(4) *Larry arbeitet mit jemandem, aber ich weiss nicht, wem Larry mit arbeitet.
A nonstructural analysis can make no connection between 2b and 4, since by hypothesis 2b lacks any structure internal to the ellipsis site.
Until the published literature gives us a nonstructural or catena-based analysis of the ill-formedness of 2b, my sentence is accurate. To avoid potential confusions, though, I'll alter it to specify which P-stranding facts are at issue here, and hope that resolves it. Mundart (talk) 18:08, 27 December 2015 (UTC)
I think there is a devotion here to Merchant's movement-then-deletion approach that is not supported by the state of the science. The movement-plus-deletion approach is assailed in the literature from various angles. See for instance here:

But one can overlook the strengths or weaknesses of Merchant's approach in terms of movement-plus-deletion. There is no relevant sense in which Merchant's movement-plus-deletion approach has an advantage over the catena-based approach in this area. The catena-based approach produces the same sort of explanation for the badness of (2b). Both approaches are assuming movement of the wh-element before ellipsis. (2b) is bad on both approaches because German does not allow wem to be fronted without the preposition mit before ellipsis occurs.
But more importantly in my view, the catena-based approach has the clear advantage over Merchant's movement-plus-deletion approach because it can deal with sentence (1) above in a straightforward manner (by eliding a catena), whereas Merchant's movement approach must somehow vacate with from the TP, so that the TP can then be deleted.
I am removing the sentence again.

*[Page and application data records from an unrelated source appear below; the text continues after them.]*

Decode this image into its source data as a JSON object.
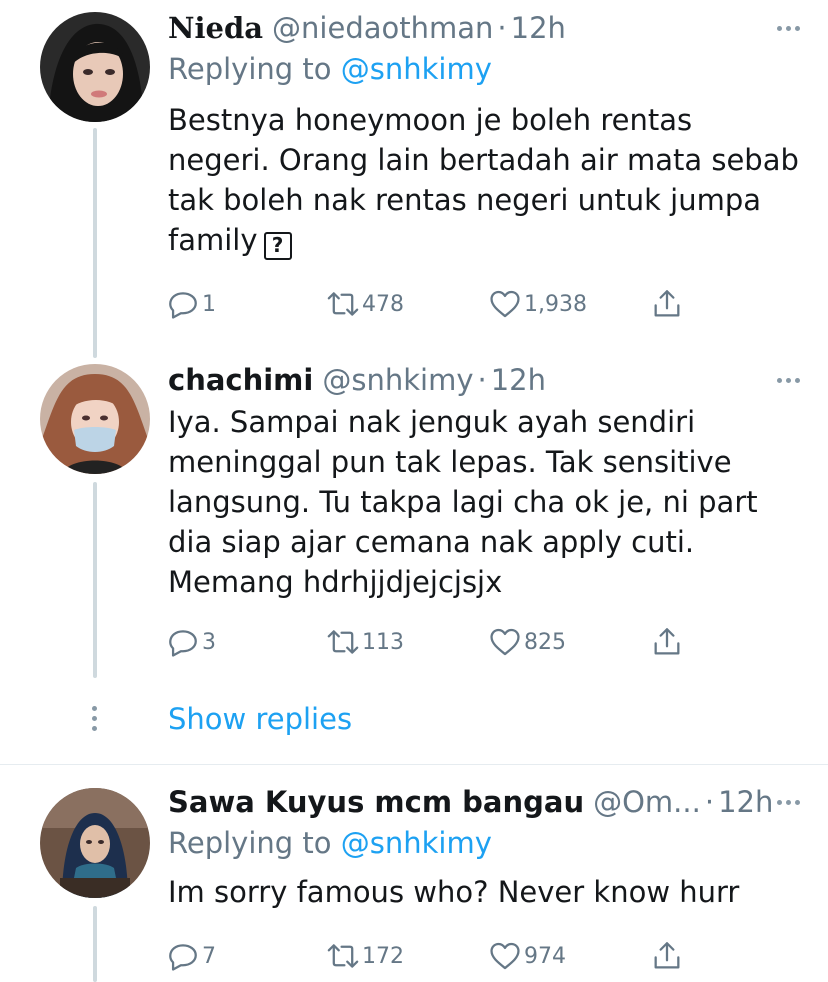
{
  "tweets": [
    {
      "name": "Nieda",
      "handle": "@niedaothman",
      "time": "12h",
      "replying_prefix": "Replying to ",
      "replying_to": "@snhkimy",
      "text": "Bestnya honeymoon je boleh rentas\nnegeri. Orang lain bertadah air mata sebab\ntak boleh nak rentas negeri untuk jumpa\nfamily",
      "emoji_placeholder": "?",
      "replies": "1",
      "retweets": "478",
      "likes": "1,938"
    },
    {
      "name": "chachimi",
      "handle": "@snhkimy",
      "time": "12h",
      "text": "Iya. Sampai nak jenguk ayah sendiri\nmeninggal pun tak lepas. Tak sensitive\nlangsung. Tu takpa lagi cha ok je, ni part\ndia siap ajar cemana nak apply cuti.\nMemang hdrhjjdjejcjsjx",
      "replies": "3",
      "retweets": "113",
      "likes": "825"
    },
    {
      "name": "Sawa Kuyus mcm bangau",
      "handle": "@Om...",
      "time": "12h",
      "replying_prefix": "Replying to ",
      "replying_to": "@snhkimy",
      "text": "Im sorry famous who? Never know hurr",
      "replies": "7",
      "retweets": "172",
      "likes": "974"
    }
  ],
  "show_replies": "Show replies",
  "separator": "·",
  "colors": {
    "accent": "#1da1f2",
    "secondary_text": "#657786",
    "thread_line": "#cfd9de"
  }
}
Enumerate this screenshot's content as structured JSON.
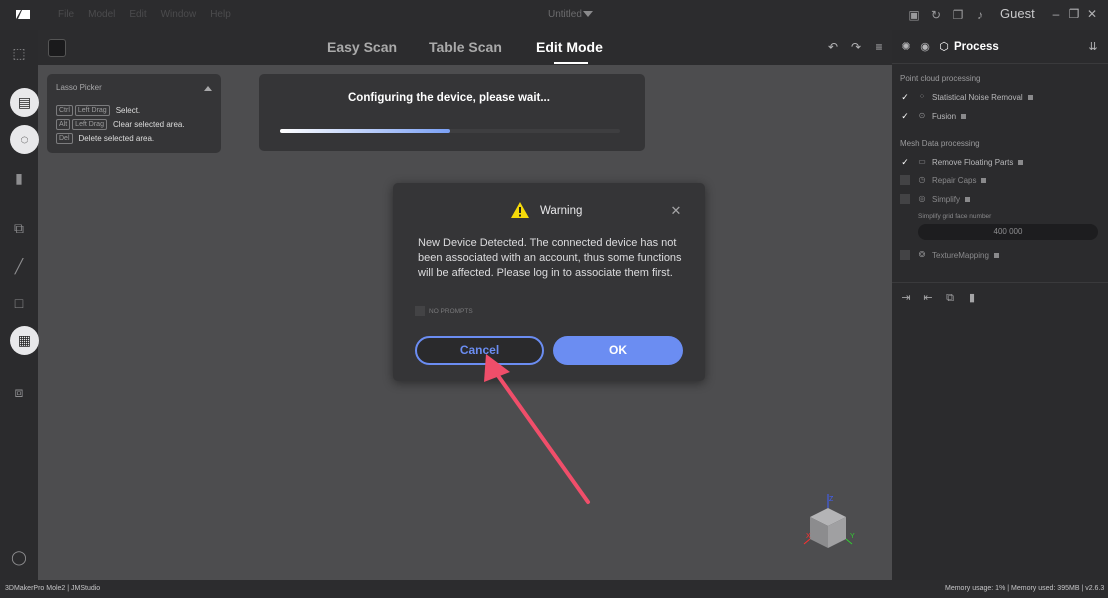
{
  "titlebar": {
    "menu": [
      "File",
      "Model",
      "Edit",
      "Window",
      "Help"
    ],
    "project": "Untitled",
    "user": "Guest"
  },
  "modebar": {
    "tabs": [
      {
        "label": "Easy Scan",
        "active": false
      },
      {
        "label": "Table Scan",
        "active": false
      },
      {
        "label": "Edit Mode",
        "active": true
      }
    ]
  },
  "lasso": {
    "title": "Lasso Picker",
    "rows": [
      {
        "keys": [
          "Ctrl",
          "Left Drag"
        ],
        "desc": "Select."
      },
      {
        "keys": [
          "Alt",
          "Left Drag"
        ],
        "desc": "Clear selected area."
      },
      {
        "keys": [
          "Del"
        ],
        "desc": "Delete selected area."
      }
    ]
  },
  "progress": {
    "text": "Configuring the device, please wait...",
    "fraction": 0.5
  },
  "process": {
    "title": "Process",
    "point_cloud_title": "Point cloud processing",
    "point_cloud_items": [
      "Statistical Noise Removal",
      "Fusion"
    ],
    "mesh_title": "Mesh Data processing",
    "mesh_items": [
      "Remove Floating Parts",
      "Repair Caps",
      "Simplify"
    ],
    "simplify_label": "Simplify grid face number",
    "simplify_value": "400 000",
    "texture_item": "TextureMapping"
  },
  "warning": {
    "title": "Warning",
    "message": "New Device Detected. The connected device has not been associated with an account, thus some functions will be affected. Please log in to associate them first.",
    "no_prompts": "NO PROMPTS",
    "cancel_label": "Cancel",
    "ok_label": "OK"
  },
  "viewcube": {
    "z": "Z",
    "x": "X",
    "y": "Y"
  },
  "status": {
    "left": "3DMakerPro Mole2 | JMStudio",
    "right": "Memory usage: 1% | Memory used: 395MB | v2.6.3"
  },
  "colors": {
    "accent": "#6b8df2",
    "arrow": "#f04e6a",
    "warning": "#f5d90a"
  }
}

As far as the "state of the science" goes, I guess we'll just have to disagree: see Luis Vicente's excellent overview article on sluicing in the van Craenenbroeck and Temmerman Handbook on Ellipsis for a recent summary of the state of the science. The link you provided is to an abstract of a 40-minute talk at a conference from 2011: this barely qualifies as "assail[ing] in the literature": we should always assign greater weight to published, peer-reviewed work. As for my original sentence, its truth stands, and is undisputed: nowhere *in the published literature* has the catena-based analysis been shown to handle these facts. This is simply because the published lit on sluicing from a catena standpoint hasn't addressed the relevant facts, period. You and I may agree (or not) that "the catena-based approach produces the same sort of explanation", but that's original research, not in the lit. Once this claim has been vetted by peer-review, it is welcome in a generalist encyclopedia article, I think: we're not here to make arguments and claims, but rather to try to give a representative view of the common opinion in the published scholarship--we're here to report on that scholarship, not add to it. Mundart (talk) 17:20, 5 January 2016 (UTC)
I disagree! A third party needs to decide this. For that third party, please note that Mundart continues to hide by anonymity.--Tjo3ya (talk) 01:03, 6 January 2016 (UTC)
Upon a re-reading of the relevant paragraph, I am comfortable with its current formulation. Please forgive my last reversion. --Tjo3ya (talk) 03:27, 7 January 2016 (UTC)